I recently went to the funeral visitation for an 80-year-old lady who suffered a heart attack, aneurysm, or something instantaneous as her husband helped her stand beside her bed to make a middle-of-the-night bathroom run. While the lady had been physically incapacitated and confined to a wheelchair and her bed most of the time, she was still mentally alert and well. Her husband, on the other hand, is fairly well physically but can't remember to take his medications and is failing mentally. Together, they sort of made a "whole person" - and this is often the case.

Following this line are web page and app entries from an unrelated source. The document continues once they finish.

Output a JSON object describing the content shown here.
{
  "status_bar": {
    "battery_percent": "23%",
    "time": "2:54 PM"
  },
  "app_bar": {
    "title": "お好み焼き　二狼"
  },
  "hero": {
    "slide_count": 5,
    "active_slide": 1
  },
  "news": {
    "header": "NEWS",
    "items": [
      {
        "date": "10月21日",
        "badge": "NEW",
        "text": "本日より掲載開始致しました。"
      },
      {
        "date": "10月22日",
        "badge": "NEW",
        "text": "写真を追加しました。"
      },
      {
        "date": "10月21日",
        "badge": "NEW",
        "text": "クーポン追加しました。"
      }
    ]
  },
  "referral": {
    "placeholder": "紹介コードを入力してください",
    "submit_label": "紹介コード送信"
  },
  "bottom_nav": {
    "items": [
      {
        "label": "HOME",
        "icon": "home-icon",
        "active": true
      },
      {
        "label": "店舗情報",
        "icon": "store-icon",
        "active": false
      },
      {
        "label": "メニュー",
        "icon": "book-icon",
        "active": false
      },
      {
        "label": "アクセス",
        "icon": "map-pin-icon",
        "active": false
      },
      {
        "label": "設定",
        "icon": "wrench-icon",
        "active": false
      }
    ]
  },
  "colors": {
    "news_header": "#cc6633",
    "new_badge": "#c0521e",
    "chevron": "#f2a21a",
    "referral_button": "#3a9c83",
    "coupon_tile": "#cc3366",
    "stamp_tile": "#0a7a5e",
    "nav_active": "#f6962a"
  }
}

I looked at the frail, teary-eyed widower and thought, "you are probably a good 15 years younger than my Mam-ma!"

I know age is relative, but I see so many people who are far younger than Mam-ma doing so much more poorly... and I marvel at how well she is. I wish she saw it! And then there is her friend Ruby - almost 91 and still working for another elderly lady two days per week, mowing her own yard, and driving herself and others to countless meetings, events, and the local grocery/discount stores... and I know she has health concerns, but I do not hear her complaining. Could it be that she complains to her children/grandchildren and paints a rosey picture to HER friends? I don't think so... but I can't say that for certain.

I try to learn from these experiences. So what are my lessons from this weekend?

  1. I am trying to do all I can to be self-sufficient... and to stay that way as I age. I am striving to remind myself often how strong I am... and to keep busy and focused on others more than myself. I firmly believe that a big key to helping yourself is to get busy helping others. And I see this confirmed in my grandmother... when she is busy attending a church service, cooking for someone, visiting with company, helping Ruby with a project, making baby quilts for her great-grandson and countless nieces and nephews, or even talking on the phone with her friends, she tends to forget herself - if only for a few minutes.
  2. My grandmother's laundry list of ailments and complaints is miniscule compared to the needs and ailments of many much younger than she. She continues to do remarkably well - and I have no doubt it is in large part due to her feistiness!
  3. It doesn't matter what others think... they are not in my shoes, don't know my situation, and they don't get the whole story from my grandmother. I reminded myself of this at Sunday lunch, when the daughter-in-law of Mam-ma's friend asked, "Have you talked to your grandmother today?"
  4. This is a process...and the best I can hope for is to meet needs, put out fires, and keep putting one foot in front of the other and doing what is necessary to keep my grandmother safe and able to live alone in her own home.

As our population on the whole ages, I wonder what lies ahead... for us AND those who care for us! And I wonder what this week will bring! I probably need to read some posts at on the Caregiving forum... the daily challenges others face always humble me. Or maybe I'll go make some burp pads for our great-niece who will arrive in November. Doing for others... yeah... I think that's the ticket!

1 comment:

Mark said...

A post like this always brings forth several emotions for me. Thoughts of my own and my parents' mortality, memories of my own grandfather who still walked without assistance and was mentally sharp until he died in his sleep at age 93. I wonder, too, whether folks who age near a big city (more air pollution, lower water quality) will do so as gracefully (or as long) as those in rural areas. It's a lot to think about, so it's a good thing my lunch hour is over and I can concentrate on work now.